|
|
|
The Dansville Online
  • Obama's comedy appearance — let's blame Nixon

  • When he was running for president in 1968, Nixon decided, against the advice of just about everyone around him, that he needed to improve his image with the hip crowd by making a cameo appearance on the new edgy comedy show "Laugh-in."
    • email print
      Comment
  • We probably have Richard Nixon to blame for this. When he was running for president in 1968, Nixon decided, against the advice of just about everyone around him, that he needed to improve his image with the hip crowd by making a cameo appearance on the new edgy comedy show "Laugh-in." Nixon was on for just four seconds. All he did was repeat one of the show's most popular catch phrases. But his "Sock it to me?" sounded absurdly out of place for a former vice president who once had engaged in a heated exchange with Soviet leader Nikita Khrushchev about things that really matter. The Democratic candidate in 1968, Hubert Humphrey, reportedly turned down a similar offer from "Laugh-in," believing it was beneath a presidential candidate. But Nixon won, which meant the "Laugh-in" experience had not been a liability, and might even have been an advantage. Politics and popular culture have never been the same. There may or may not be a direct line between that moment and President Barack Obama's appearance this week on "Between Two Ferns," a crass and often obscene Internet production by funnyordie.com. Nixon was just a candidate when he acted silly. So were Bill Clinton, when he played the saxophone on Arsenio Hall, and Jimmy Carter when he made some outrageous comments to Playboy magazine.
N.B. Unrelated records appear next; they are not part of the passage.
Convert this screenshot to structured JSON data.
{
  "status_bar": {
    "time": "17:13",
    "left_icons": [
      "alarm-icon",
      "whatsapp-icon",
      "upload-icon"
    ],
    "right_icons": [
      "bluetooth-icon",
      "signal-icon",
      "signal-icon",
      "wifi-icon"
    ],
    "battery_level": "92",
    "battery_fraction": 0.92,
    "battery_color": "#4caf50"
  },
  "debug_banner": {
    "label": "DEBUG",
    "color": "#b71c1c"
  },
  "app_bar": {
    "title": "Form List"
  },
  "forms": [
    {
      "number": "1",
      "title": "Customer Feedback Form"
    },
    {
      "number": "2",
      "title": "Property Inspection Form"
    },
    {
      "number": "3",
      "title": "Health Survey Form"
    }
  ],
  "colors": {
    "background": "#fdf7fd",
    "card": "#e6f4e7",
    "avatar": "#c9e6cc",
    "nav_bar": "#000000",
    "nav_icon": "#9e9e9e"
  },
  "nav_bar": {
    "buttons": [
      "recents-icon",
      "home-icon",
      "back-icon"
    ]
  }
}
But Obama plowed new ground by carrying the presidential mantle into an absurd give-and-take with decidedly not family friendly comedian Zach Galifianakis. (Yes, Gerald Ford appeared briefly on Saturday Night Live while in office, but all he did was introduce the show and throw out a joke or two in a taped segment.) Admittedly, you would be hard pressed to find someone less hip than me. But if you haven't seen the Obama segment, I'll warn you. Parts of it are genuinely funny. But it's funny in a modern, ironic, absurd and deprecating sort of way. The president endures questions about sending "ambassador" (Dennis) Rodman to North Korea, whether he will build his eventual presidential library in his "home country of Kenya," and this gem: "I have to know, what is it like to be the last black president?" When the president begins plugging healthcare.gov, which was his reason for coming on the show, Galifianakis impatiently looks at his watch and asks, "Is this what they mean by drones?" Beneath the president, the show superimposes, "Barack Obama, community organizer." But Obama's timing is impeccable, and he responds with some zingers of his own while trying hard to maintain a serious demeanor. But while we debate whether it was appropriate for the leader of the free world to stoop to this level (imagine Vladimir Putin enduring deadpan questions about his invasion of Ukraine), we may be missing a more important point about the culture. Politicians tend to be less concerned about propriety than about reaching the people they need. Nixon was described by some as being desperate for votes in '68. Obama is desperate to reach young people because, without them signing up, Obamacare's core structure will collapse. The most troubling aspect of this, then, is that a president would conclude the best way to reach young people is by compromising the dignity of his office. When Nixon was president, many young people wanted to "turn on, tune in and drop out." Today, one thing young people won't turn on or tune in is the news. They get that, if they get it at all, from social media and anything that goes viral. In the 2012 presidential election, only 45 percent of those in the 18-29 age category voted, compared to 66.3 percent of those over 30. Obama's calculations probably were correct. The White House has tweeted that funnyordie.com is now the leading referral site for new healthcare.gov signups. The trend is clear. As Americans fade deeper into their own virtual worlds, politicians will be tempted to reach them any way they can, even if it panders to the crass. It won't raise the level of discussion, nor will it lead to civic engagement or an informed electorate. In the end, those ideals may be the real victims of "sock it to me."%3Cimg%20src%3D%22http%3A//beacon.deseretconnect.com/beacon.gif%3Fcid%3D153255%26pid%3D46%22%20/%3E

        calendar